*DESCRIPTION OF THE TASK:* From the first line to the last, print the data exactly as it appears.

TASK MATERIAL Start Marker

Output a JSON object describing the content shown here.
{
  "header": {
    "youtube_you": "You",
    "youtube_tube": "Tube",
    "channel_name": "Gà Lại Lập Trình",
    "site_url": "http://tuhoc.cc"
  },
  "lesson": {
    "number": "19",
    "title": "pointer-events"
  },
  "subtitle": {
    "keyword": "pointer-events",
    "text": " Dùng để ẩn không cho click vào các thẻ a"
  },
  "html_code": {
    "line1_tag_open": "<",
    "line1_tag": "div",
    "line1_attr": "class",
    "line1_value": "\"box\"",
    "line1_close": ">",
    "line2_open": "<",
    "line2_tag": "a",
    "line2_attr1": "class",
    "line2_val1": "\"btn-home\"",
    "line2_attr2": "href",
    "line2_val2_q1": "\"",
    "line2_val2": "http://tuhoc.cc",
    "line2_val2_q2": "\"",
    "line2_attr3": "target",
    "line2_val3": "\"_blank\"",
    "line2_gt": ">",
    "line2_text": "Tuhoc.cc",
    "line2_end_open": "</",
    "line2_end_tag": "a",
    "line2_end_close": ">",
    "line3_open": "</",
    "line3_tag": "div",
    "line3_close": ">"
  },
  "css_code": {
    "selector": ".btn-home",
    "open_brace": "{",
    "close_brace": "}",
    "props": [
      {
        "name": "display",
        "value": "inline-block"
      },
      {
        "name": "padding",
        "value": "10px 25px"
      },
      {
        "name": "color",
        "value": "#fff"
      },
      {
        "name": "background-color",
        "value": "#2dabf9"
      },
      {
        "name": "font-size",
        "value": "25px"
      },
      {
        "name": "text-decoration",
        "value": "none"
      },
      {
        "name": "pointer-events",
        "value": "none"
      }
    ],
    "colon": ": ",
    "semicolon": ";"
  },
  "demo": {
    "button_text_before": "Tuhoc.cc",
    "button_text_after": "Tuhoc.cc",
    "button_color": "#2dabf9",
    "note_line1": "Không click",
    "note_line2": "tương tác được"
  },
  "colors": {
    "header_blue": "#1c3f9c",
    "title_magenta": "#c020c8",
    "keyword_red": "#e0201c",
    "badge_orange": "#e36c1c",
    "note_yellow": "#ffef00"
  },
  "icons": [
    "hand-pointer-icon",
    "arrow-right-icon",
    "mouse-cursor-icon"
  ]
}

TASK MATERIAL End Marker

*OUTPUT FOR THIS EXERCISE:*
Output a JSON object describing the content shown here.
{
  "header": {
    "youtube_you": "You",
    "youtube_tube": "Tube",
    "channel_name": "Gà Lại Lập Trình",
    "site_url": "http://tuhoc.cc"
  },
  "lesson": {
    "number": "19",
    "title": "pointer-events"
  },
  "subtitle": {
    "keyword": "pointer-events",
    "text": " Dùng để ẩn không cho click vào các thẻ a"
  },
  "html_code": {
    "line1_tag_open": "<",
    "line1_tag": "div",
    "line1_attr": "class",
    "line1_value": "\"box\"",
    "line1_close": ">",
    "line2_open": "<",
    "line2_tag": "a",
    "line2_attr1": "class",
    "line2_val1": "\"btn-home\"",
    "line2_attr2": "href",
    "line2_val2_q1": "\"",
    "line2_val2": "http://tuhoc.cc",
    "line2_val2_q2": "\"",
    "line2_attr3": "target",
    "line2_val3": "\"_blank\"",
    "line2_gt": ">",
    "line2_text": "Tuhoc.cc",
    "line2_end_open": "</",
    "line2_end_tag": "a",
    "line2_end_close": ">",
    "line3_open": "</",
    "line3_tag": "div",
    "line3_close": ">"
  },
  "css_code": {
    "selector": ".btn-home",
    "open_brace": "{",
    "close_brace": "}",
    "props": [
      {
        "name": "display",
        "value": "inline-block"
      },
      {
        "name": "padding",
        "value": "10px 25px"
      },
      {
        "name": "color",
        "value": "#fff"
      },
      {
        "name": "background-color",
        "value": "#2dabf9"
      },
      {
        "name": "font-size",
        "value": "25px"
      },
      {
        "name": "text-decoration",
        "value": "none"
      },
      {
        "name": "pointer-events",
        "value": "none"
      }
    ],
    "colon": ": ",
    "semicolon": ";"
  },
  "demo": {
    "button_text_before": "Tuhoc.cc",
    "button_text_after": "Tuhoc.cc",
    "button_color": "#2dabf9",
    "note_line1": "Không click",
    "note_line2": "tương tác được"
  },
  "colors": {
    "header_blue": "#1c3f9c",
    "title_magenta": "#c020c8",
    "keyword_red": "#e0201c",
    "badge_orange": "#e36c1c",
    "note_yellow": "#ffef00"
  },
  "icons": [
    "hand-pointer-icon",
    "arrow-right-icon",
    "mouse-cursor-icon"
  ]
}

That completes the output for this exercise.